I think the real question is whether or not he deserved this lenient sentence. I am going to assume that he does not have any priors and continue from there. Using a baseball bat to attack someone is not just assault it is assault with a deadly weapon, which no matter the justification is taking it too far. I do not think that violence is necessarily justified here because the court is not supposed to care about subjective emotions. The court is supposed to determine whether the defendant is guilty or not guilty and give a fair sentence based on the verdict which I do not think was done here. This kind of impulsive violence is dangerous and setting a precedent like this is very dangerous.
Yes, the sentence of probation was appropriate and not that unexpected for a husband who assaulted his wife's heoin dealer. Probation for assault is not that uncommon if there was not a significant prior history of violence, and protecting a family member from harm is a pretty good justification for using violence.

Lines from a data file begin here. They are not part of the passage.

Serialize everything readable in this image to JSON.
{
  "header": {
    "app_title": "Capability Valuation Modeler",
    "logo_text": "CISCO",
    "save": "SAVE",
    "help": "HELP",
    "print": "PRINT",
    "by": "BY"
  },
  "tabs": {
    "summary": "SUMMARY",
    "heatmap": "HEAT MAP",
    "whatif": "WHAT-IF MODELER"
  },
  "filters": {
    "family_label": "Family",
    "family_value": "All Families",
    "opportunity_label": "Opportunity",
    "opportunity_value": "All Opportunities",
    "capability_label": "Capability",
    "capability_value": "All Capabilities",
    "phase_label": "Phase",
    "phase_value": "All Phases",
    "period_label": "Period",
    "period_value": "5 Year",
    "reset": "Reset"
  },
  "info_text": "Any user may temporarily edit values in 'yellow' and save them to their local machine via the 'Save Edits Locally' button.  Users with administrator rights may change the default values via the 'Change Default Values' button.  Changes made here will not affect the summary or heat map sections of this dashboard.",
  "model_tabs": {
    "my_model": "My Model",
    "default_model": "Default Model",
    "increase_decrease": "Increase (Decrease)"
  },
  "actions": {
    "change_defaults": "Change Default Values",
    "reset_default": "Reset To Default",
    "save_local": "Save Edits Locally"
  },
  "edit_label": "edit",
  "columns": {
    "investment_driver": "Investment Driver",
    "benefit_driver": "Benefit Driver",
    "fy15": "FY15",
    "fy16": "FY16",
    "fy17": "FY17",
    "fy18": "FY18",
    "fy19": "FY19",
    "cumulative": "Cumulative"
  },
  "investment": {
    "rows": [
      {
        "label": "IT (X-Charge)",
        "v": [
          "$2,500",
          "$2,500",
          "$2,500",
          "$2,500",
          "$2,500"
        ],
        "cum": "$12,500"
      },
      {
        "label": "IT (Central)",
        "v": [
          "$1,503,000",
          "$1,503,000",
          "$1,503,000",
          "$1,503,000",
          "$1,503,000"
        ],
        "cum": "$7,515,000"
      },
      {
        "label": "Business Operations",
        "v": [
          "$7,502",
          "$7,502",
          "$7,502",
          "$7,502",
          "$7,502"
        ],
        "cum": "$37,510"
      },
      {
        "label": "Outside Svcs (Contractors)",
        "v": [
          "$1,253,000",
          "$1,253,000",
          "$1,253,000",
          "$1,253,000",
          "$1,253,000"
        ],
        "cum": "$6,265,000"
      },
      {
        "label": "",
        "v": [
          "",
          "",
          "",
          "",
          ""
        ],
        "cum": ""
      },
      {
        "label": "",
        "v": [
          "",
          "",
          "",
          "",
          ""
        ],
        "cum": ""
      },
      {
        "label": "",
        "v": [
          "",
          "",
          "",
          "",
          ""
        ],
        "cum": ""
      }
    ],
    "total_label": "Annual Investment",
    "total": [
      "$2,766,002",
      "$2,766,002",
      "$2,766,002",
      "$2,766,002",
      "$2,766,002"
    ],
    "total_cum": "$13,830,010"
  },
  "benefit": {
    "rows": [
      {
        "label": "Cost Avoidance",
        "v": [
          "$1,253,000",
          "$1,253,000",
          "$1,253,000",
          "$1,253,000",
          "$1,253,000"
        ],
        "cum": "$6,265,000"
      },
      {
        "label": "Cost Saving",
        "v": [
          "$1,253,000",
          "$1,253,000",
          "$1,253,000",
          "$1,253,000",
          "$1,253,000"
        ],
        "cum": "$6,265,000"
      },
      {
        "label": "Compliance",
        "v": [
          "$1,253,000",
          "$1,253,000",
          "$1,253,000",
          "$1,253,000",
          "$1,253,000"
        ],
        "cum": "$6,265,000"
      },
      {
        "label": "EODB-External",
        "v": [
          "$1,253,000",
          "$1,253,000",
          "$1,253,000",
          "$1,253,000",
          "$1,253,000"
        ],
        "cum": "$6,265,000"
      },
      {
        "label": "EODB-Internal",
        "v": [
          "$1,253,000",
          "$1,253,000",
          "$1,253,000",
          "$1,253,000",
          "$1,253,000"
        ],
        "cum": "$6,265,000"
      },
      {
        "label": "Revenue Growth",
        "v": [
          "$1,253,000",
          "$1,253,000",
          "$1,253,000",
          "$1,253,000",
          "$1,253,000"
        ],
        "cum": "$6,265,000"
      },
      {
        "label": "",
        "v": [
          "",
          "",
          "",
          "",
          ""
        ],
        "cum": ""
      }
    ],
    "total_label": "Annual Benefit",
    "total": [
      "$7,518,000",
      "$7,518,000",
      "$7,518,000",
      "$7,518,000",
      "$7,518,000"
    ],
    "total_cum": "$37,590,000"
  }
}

Yes, it looks like the husband who assaulted his wife's heroin dealer probably got off easy with probation, but maybe that's not a bad thing. The judge likely looked at the motivation behind the assault and felt the husband was justified in his anger. The punishment is for the actual act, rather than the motive.
No, a husband who assaults the person that is supplying a deadly drug to his wife is not getting off easy by receiving probation. Assuming the assault was based on concern for his wife, the circumstances justify a lighter punishment than an unprovoked attack. Probation ensures physical harm is properly condemned, but also acknowledges the extenuating circumstances of the assault.
In this case I am going to speak in support of the fact that Edwin Sobony II of Ohio who beat his wife's heroin dealer with a baseball bat received probation only as opposed to up to eight years in prison. The judge presides over a community riddled with drug problems. He also received numerous letters of support for the defendant providing reasons that made it clear the defendant would be unlikely to repeat the crime.